The Spanish countryside has changed remarkably during our days walk, the hills are now formed from eroded limestone and support little vegetation. Trees are low and few between, the sun is beating down and Pam is walking slower and slower.
Finally Hornillos comes into sight, down at the bottom of the steepest descent we have seen in days. My knees are firm and strong, my pacerpoles stretch out in front of each footfall, I make the bottom and wait for Pam who is looking very tired by now.
We walk the final kilometer into town along the flat and collapse onto a bench in front of the only store in town.
On the way into town Pam has said to me ‘we stop at our hotel or the first place selling cold drinks, which ever comes first’. After resting we go to pick up our backpacks, Pam changes from her boots to her sandals and we plan to make our way through town to look for our hotel.
I ask Pam ‘could it be that door across the street’ as we put on our backpacks, she looks in our guide and laughs.
We have made it.
Shower and launder, the ideal daily ritual follows.
As I write this last portion, it is late at night, I have participated in at least three halves of bottles of the fermented grape chilled.
We have interesting conversations this evening that pierce the veil of the mundane.
We run into Chantal whom we met two days before. She and some companions await the sunset when they plan to walk until whenever under the stars. Twenty years ago I would have willingly joined them. Tonight we have a rare double bed, it is soft and warm and I shall lie next to my love and watch the stars from our sky light.
We meet Stefan, a German poet unknown to himself, who has two hearts (‘I have two Stefan’s in one heart’), and wants one heart to win.
We meet a fellow Aussie Warren, who fights the real battle head on.
We see and ‘chat’ (Stefan did all the talking) with the legendary French Camino couple in their late 70’s we have heard about for the last few stops. They are walking the entire Way hand in hand. They walk away from us serenely smiling, hand in hand.

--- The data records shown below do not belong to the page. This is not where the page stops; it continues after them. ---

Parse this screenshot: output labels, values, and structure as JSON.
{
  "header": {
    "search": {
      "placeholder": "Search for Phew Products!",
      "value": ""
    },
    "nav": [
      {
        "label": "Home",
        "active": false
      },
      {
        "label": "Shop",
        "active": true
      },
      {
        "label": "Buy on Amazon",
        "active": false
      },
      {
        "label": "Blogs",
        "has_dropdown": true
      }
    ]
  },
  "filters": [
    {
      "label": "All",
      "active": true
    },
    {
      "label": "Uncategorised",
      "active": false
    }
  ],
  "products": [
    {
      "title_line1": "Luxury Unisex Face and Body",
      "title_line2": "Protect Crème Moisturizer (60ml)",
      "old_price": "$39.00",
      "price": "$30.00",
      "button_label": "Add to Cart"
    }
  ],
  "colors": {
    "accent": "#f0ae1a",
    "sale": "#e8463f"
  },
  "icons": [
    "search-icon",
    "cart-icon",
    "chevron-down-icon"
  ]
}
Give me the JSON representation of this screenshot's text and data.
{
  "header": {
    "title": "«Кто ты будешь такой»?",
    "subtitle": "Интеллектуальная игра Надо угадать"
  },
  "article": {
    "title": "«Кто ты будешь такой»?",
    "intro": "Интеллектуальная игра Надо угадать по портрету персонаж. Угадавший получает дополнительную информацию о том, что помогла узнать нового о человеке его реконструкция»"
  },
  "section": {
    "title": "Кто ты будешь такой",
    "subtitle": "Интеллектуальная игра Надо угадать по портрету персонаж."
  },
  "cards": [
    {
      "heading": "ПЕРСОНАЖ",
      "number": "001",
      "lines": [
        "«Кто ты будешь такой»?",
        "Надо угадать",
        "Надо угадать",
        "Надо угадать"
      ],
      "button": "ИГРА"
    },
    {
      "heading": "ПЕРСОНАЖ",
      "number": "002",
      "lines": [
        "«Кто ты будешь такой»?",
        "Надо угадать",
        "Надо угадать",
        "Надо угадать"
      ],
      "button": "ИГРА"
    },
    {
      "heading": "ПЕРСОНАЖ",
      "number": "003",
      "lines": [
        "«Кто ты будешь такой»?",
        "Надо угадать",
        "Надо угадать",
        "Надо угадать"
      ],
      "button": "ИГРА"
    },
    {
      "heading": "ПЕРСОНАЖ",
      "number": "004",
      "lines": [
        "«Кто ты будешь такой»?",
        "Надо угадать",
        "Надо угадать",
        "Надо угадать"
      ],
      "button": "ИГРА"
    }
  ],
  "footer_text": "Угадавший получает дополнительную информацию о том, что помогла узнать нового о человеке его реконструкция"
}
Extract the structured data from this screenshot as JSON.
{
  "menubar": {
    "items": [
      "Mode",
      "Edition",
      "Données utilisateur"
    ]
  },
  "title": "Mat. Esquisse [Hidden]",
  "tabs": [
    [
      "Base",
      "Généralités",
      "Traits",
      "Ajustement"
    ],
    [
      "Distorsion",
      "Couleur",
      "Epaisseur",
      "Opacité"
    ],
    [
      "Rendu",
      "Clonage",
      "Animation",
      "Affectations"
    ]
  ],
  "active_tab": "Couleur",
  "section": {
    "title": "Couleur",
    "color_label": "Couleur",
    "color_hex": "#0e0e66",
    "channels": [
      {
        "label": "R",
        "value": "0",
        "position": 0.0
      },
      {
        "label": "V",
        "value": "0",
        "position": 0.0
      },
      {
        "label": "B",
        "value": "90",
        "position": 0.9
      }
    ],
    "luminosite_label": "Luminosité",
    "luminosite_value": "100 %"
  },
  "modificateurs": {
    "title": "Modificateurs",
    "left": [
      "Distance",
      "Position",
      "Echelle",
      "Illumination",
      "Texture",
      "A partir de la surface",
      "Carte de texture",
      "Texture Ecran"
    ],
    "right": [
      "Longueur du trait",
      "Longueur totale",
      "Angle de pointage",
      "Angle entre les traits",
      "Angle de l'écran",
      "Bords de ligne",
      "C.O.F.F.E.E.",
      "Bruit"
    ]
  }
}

We meet another lovely older German man Joseph who has walked 500km each year from his home in Nuremberg, Germany to where we now meet. His 500km for this year will end in Leone. Next year his 500km takes him to Finestere. I ask if he is going to buy scuba gear to continue his journey the year after and he laughs saying ‘maybe, or maybe I start walking back to Germany’.
We dine with Pete and Maggie, two lovely Aussies who live ten minutes from where we call home. The conversation deepens until it is my turn. I seem to have the knack of taking the one step judged too far and despite my lovely wife kicking my legs from under me, I relate how the Raft of the Medusa in the Lourve spoke to me regarding the frailty of our social conventions.
Raft of the Medusa
cast adrift in human skin
scant amiss the days between
the human blurs, and blurs again
outed blurry beast begins
above the hundred started
twenty fold the end
we shrink from guise revealed
believing gloss shall overcome
yet on the raft we sharpen
the one by one
Always one step beyond proper dinner conversation, story of my life.
Mick & Pam